Several such meetings taught him to assess more precisely the power and effect of his new aura, and he grew more self-assured and cocky. He moved more rapidly toward people, passed by them more closely, even stretched out one arm a little, grazing the arm of a passerby as if by chance. Once he jostled a man as if by accident while moving to pass around him. He stopped, apologized, and the man—who only yesterday would have reacted to Grenouille’s sudden appearance as if to a thunderbolt—behaved as though nothing had happened, accepted the apology, even smiled briefly, and clapped Grenouille on the shoulder.

He left the back streets and entered the square before the cathedral of Saint-Pierre. The bells were ringing. There was a crush of people at both sides of the portal. A wedding had just ended. People wanted to see the bride. Grenouille hurried over and mingled with the crowd. He shoved, bored his way in to where he wanted to be, where people were packed together most densely, where he could be cheek by jowl with them, rubbing his own scent directly under their noses. And in the thick of the crush, he spread his arms, spread his legs, and opened his collar so that the odor could flow unimpeded from his body … and his joy was boundless when he noticed that the others noticed nothing, nothing whatever, that all these men, women, and children standing pressed about him could be so easily du

ped, that they could inhale his concoction of cat shit, cheese, and vinegar as an odor just like their own and accept him, Grenouille the cuckoo’s egg, in their midst as a human being among human beings.

He felt a child against his knee, a little girl standing wedged in among the adults. He lifted her up with hypocritical concern and held her with one arm so that she could see better. The mother not only tolerated this, she thanked him as well, and the kid yowled with delight.

Grenouille stood there like that in the bosom of the crowd for a good quarter of an hour, a strange child pressed sanctimoniously to his chest. And while the wedding party passed by—to the accompaniment of the booming bells and the cheers of the masses and a pelting shower of coins—Grenouille broke out in a different jubilation, a black jubilation, a wicked feeling of triumph that set him quivering and excited him like an attack of lechery, and he had trouble keeping from spurting it like venom and spleen over all these people and screaming exultantly in their faces: that he was not afraid of them; that he hardly hated them anymore; but that his contempt for them was profound and total, because they were so dumb they stank; because they could be deceived by him, let themselves be deceived; because they were nothing, and he was everything! And as if to mock them, he pressed the child still closer to him, bursting out and shouting in chorus with the others: “Hurrah for the bride! Long live the bride! Long live the glorious couple!”

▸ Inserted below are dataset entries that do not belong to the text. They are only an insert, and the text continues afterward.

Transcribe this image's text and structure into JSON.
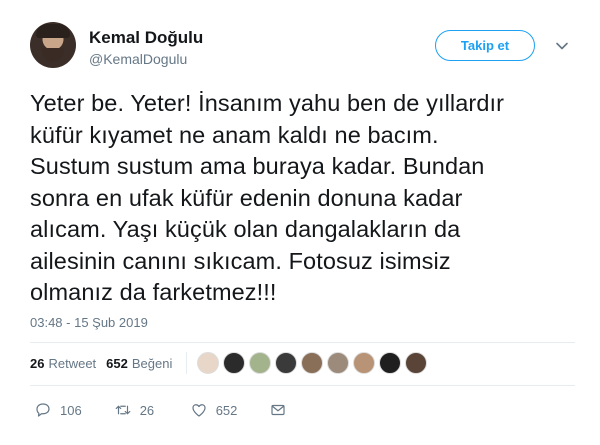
{
  "user": {
    "name": "Kemal Doğulu",
    "handle": "@KemalDogulu"
  },
  "follow_button": {
    "label": "Takip et"
  },
  "tweet": {
    "text": "Yeter be. Yeter! İnsanım yahu ben de yıllardır\nküfür kıyamet ne anam kaldı ne bacım.\nSustum sustum ama buraya kadar. Bundan\nsonra en ufak küfür edenin donuna kadar\nalıcam. Yaşı küçük olan dangalakların da\nailesinin canını sıkıcam. Fotosuz isimsiz\nolmanız da farketmez!!!",
    "timestamp": "03:48 - 15 Şub 2019"
  },
  "stats": {
    "retweet_count": "26",
    "retweet_label": "Retweet",
    "like_count": "652",
    "like_label": "Beğeni"
  },
  "likers": [
    {
      "color": "#e8d7c8"
    },
    {
      "color": "#2b2b2b"
    },
    {
      "color": "#a3b48c"
    },
    {
      "color": "#3a3a3a"
    },
    {
      "color": "#8a6f58"
    },
    {
      "color": "#9c8a7a"
    },
    {
      "color": "#b99375"
    },
    {
      "color": "#1f1f1f"
    },
    {
      "color": "#5a4438"
    }
  ],
  "actions": {
    "reply_count": "106",
    "retweet_count": "26",
    "like_count": "652"
  },
  "colors": {
    "accent": "#1da1f2",
    "text": "#14171a",
    "secondary": "#657786",
    "divider": "#e6ecf0"
  }
}
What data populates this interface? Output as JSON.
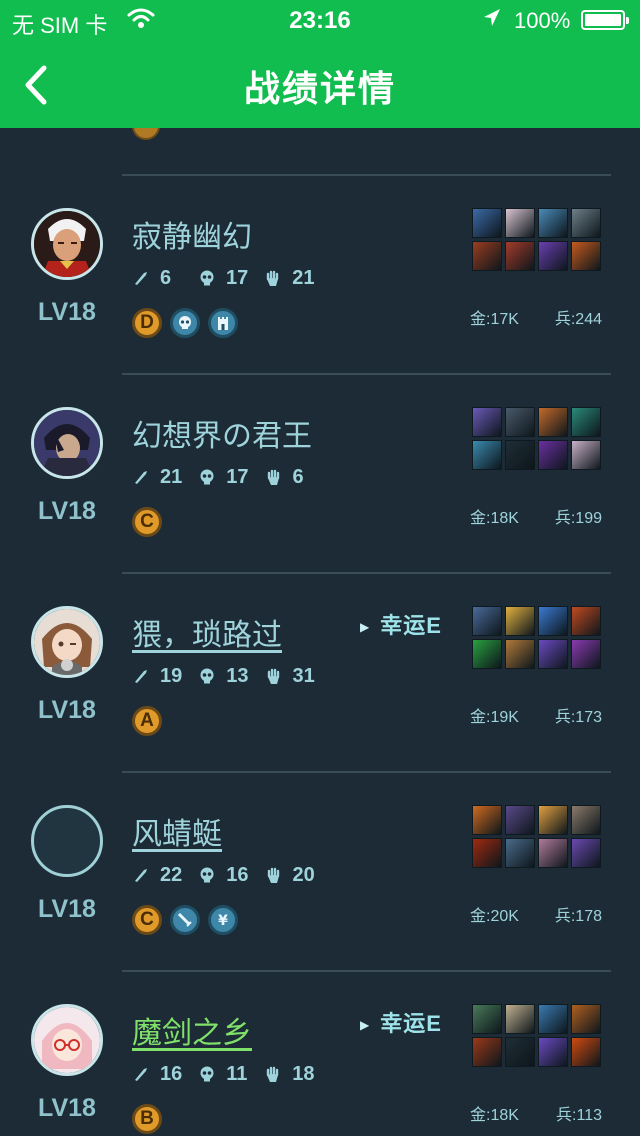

When the wedding party had departed and the crowd had begun to disperse, he gave the child back to its mother and went into the church—to recover from his excitement and rest a little. Inside the cathedral the air was still filled with incense billowing up in cold clouds from two thuribles at each side of the altar and lying in a suffocating layer above the lighter odors of the people who had just been sitting there. Grenouille hunched down on a bench behind the choir.

Tags: Patrick Süskind Horror